New hedge fund managers aspire to accumulate assets rivaling established companies like Bridgewater or J.P. Morgan, but many will likely fall short. Consequently, some asset managers are looking into the exchange traded fund wrapper to gain an edge.
Smaller funds often find it harder to bring in large pension funds and institutions that look for large hedge funds with billions in assets under management and long track records, reports Ashley Lau for Reuters.
As a result, more are beginning to look at ETFs as a way to market their investment strategies, targeting financial advisors and retail investors instead. The ETF structures provides accessibility, allowing any investor to trade the security like a common stock, and requires no minimum investments beyond the price for a single share. [JPMorgan Plans to Enter the ETF Arena, Looks to Active Space]

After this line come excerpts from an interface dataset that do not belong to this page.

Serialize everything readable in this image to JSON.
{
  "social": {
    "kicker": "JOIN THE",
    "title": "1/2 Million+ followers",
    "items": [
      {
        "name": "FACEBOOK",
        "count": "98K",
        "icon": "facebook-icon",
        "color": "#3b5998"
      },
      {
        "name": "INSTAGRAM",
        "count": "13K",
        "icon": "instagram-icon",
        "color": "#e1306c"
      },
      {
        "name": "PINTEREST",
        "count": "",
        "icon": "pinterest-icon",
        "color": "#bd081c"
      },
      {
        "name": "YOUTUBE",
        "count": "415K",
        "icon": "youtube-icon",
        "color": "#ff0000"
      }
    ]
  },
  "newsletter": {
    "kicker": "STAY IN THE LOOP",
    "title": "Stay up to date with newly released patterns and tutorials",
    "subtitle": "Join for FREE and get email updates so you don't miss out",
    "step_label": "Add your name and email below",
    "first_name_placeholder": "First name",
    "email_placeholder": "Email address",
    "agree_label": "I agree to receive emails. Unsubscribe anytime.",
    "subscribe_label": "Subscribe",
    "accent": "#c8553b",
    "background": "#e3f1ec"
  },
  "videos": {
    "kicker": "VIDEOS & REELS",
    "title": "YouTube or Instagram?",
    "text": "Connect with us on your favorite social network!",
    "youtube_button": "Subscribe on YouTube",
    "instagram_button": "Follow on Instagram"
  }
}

“It’s a matter of access,” said Mebane Faber, chief investment officer at California-based Cambria Investments.
Faber has converted a former hedge fund strategy into the AdvisorShares Cambria Global Tactical ETF (NYSEArca; GTAA), which now holds $40.9 million in assets under management. He also hinted at possibly converting his other two private funds into ETFs.
Managers, though, will have to be comfortable with the lower fees associated with ETFs. According to XTF data, the average U.S.-listed actively managed ETF comes with an expense ratio of 0.84%. In comparison, hedge funds typically come with an annual management fee of 2% and a performance fee for 20% of profits.
However, the fee cut may make sense for smaller hedge funds as the ETF structure could help asset growth.
“It’s often the managers who are less well-known or struggling to attract assets,” John Shearman, chief executive officer at IV Lions LLC, said in the article. “Some of these managers are trying to grow their business but struggling to compete in a hedge fund market that’s increasingly dominated by larger funds,” so they move to mutual funds or ETFs.
Many asset managers, though, are loath to enter to the active ETF space as daily transparency requirements would reveal their secret sauce. Nevertheless, the Securities and Exchange Commission is looking over some proposed nontransparent ETF structures from BlackRock, State Street, and Eaton Vance, among others. [NYSE Pushes to List Nontransparent ETFs]
For more information on the ETF industry, visit our current affairs category.
Max Chen contributed to this article.
The opinions and forecasts expressed herein are solely those of Tom Lydon, and may not actually come to pass. Information on this site should not be used or construed as an offer to sell, a solicitation of an offer to buy, or a recommendation for any product.